• Task item
If a line of the records holds the word "techniques", copy it out.

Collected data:
====

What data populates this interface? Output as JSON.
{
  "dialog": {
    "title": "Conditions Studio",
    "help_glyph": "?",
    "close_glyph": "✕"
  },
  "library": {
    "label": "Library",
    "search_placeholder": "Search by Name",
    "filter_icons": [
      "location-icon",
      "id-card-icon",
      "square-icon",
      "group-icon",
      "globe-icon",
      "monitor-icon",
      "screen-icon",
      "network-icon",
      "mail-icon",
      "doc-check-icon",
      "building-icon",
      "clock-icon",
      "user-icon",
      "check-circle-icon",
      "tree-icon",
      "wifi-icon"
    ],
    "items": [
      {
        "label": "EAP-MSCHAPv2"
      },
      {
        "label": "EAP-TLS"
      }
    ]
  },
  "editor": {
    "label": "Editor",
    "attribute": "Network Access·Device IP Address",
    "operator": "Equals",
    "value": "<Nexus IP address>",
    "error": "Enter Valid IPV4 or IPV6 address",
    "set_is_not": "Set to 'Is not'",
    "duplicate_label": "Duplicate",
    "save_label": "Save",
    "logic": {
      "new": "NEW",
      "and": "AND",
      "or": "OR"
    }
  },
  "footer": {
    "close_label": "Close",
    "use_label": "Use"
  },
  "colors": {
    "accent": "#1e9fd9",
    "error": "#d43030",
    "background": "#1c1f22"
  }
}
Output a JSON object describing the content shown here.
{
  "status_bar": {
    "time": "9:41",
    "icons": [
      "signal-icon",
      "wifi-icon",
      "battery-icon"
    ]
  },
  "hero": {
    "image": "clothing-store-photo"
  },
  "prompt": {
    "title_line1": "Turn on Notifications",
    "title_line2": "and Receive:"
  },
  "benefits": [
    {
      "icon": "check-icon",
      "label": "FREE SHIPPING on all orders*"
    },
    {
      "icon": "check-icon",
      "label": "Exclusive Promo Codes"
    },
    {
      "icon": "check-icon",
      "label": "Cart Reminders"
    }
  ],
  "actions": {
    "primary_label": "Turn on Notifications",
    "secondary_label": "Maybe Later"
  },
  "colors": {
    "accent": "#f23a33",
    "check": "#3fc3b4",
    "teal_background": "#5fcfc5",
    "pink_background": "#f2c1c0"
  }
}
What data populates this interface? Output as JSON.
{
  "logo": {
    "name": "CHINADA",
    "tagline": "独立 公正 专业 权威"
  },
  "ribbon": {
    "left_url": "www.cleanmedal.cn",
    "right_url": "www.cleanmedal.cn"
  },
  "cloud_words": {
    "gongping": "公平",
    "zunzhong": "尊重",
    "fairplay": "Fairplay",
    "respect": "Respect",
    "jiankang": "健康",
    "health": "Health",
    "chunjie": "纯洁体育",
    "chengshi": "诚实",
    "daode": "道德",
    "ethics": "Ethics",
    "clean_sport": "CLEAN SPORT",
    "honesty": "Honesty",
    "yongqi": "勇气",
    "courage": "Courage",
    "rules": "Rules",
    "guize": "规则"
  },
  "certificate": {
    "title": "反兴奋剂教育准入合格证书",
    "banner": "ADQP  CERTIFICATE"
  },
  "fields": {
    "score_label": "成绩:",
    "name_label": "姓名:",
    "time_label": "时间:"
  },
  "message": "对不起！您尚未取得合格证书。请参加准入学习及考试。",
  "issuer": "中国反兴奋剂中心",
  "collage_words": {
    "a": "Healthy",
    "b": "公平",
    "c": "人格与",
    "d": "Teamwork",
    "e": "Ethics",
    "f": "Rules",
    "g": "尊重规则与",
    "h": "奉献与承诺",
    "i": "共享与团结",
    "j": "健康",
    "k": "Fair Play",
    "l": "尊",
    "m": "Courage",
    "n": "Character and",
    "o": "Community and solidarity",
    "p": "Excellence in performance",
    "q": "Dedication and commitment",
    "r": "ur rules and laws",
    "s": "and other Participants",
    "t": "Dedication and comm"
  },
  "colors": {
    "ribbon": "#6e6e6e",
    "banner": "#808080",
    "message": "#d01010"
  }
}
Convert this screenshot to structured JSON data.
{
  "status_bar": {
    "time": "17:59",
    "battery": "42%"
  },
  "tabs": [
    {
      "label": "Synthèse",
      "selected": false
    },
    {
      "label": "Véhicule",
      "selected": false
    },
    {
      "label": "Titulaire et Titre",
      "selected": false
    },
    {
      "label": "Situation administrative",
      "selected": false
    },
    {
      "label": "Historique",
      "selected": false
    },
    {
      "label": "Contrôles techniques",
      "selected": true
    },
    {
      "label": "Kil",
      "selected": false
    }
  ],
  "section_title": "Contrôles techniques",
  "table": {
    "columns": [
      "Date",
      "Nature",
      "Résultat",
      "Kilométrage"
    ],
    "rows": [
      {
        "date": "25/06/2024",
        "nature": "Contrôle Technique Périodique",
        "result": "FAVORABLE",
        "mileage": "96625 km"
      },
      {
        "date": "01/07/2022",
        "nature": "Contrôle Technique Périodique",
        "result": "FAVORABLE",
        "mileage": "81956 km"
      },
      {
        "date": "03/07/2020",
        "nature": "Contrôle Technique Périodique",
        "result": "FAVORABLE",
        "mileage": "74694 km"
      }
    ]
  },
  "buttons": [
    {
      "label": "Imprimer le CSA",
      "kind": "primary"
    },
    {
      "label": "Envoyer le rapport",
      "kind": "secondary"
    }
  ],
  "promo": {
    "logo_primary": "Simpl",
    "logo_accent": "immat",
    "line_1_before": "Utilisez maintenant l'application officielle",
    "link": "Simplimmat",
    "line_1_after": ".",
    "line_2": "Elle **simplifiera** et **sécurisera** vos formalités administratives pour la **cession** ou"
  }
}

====

• Solved problem
      "label": "Contrôles techniques",
  "section_title": "Contrôles techniques",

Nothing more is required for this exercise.